Andrew Bennett

Public Health and Wellbeing Worker (Associate)

The Cheshire Living Well, Dying Well Partnership

Thanks to colleagues and Steve Linde, Crewe Funeral Service

Dying Matters Awareness Week

DYM week

Dying Matters Awareness Week runs during the 9 - 15 May 2016. The theme this year is the ‘Big Conversation’ and that ‘Talking about dying won't make it happen!’

Rachel Zammit, Head of Public Health and Wellbeing for Cheshire Living Well, Dying Partnership, spoke at this year’s official launch of Dying Matters Awareness Week. Rachel explains:

“I was honoured to be able to present at this year’s conference to launch the national Dying Matters Awareness Week and have the opportunity to update people about our work in Cheshire. Hopefully, some of the examples and learning I shared has helped to inspire people to get involved and work alongside others within their communities to make a difference. Small actions can make a big difference”.

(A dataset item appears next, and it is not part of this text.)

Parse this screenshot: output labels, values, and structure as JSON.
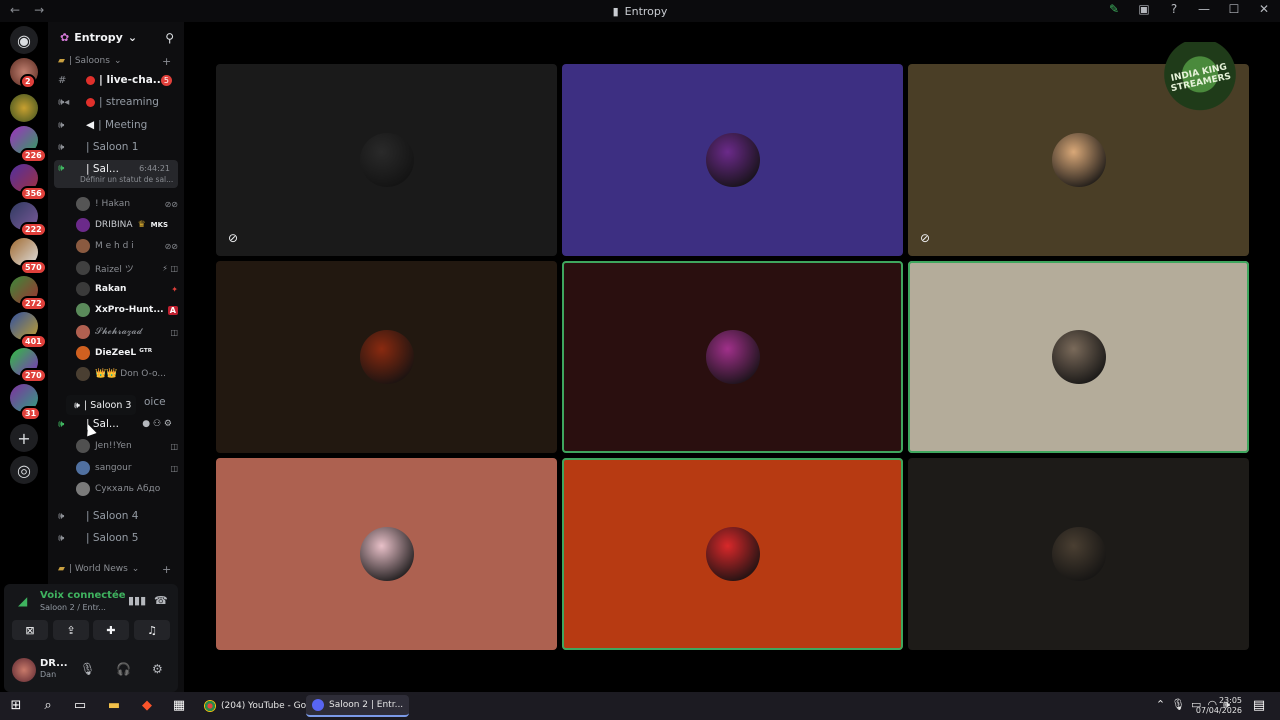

Have you plans to support Dying Matters Awareness Week 2016 where you live, work or play? Have you ideas to encourage families, friends and the wider community to talk to each other about the importance live, age, death and loss? If so, please keep us updated and let us know if we can provide support.

Please contact the Cheshire Living Well, Dying Well Partnership.

Tel: 01270 758120

Email: This email address is being protected from spambots. You need JavaScript enabled to view it.

The Big Conversation: Awareness Week 2016 resources can be obtained from Dying Matters.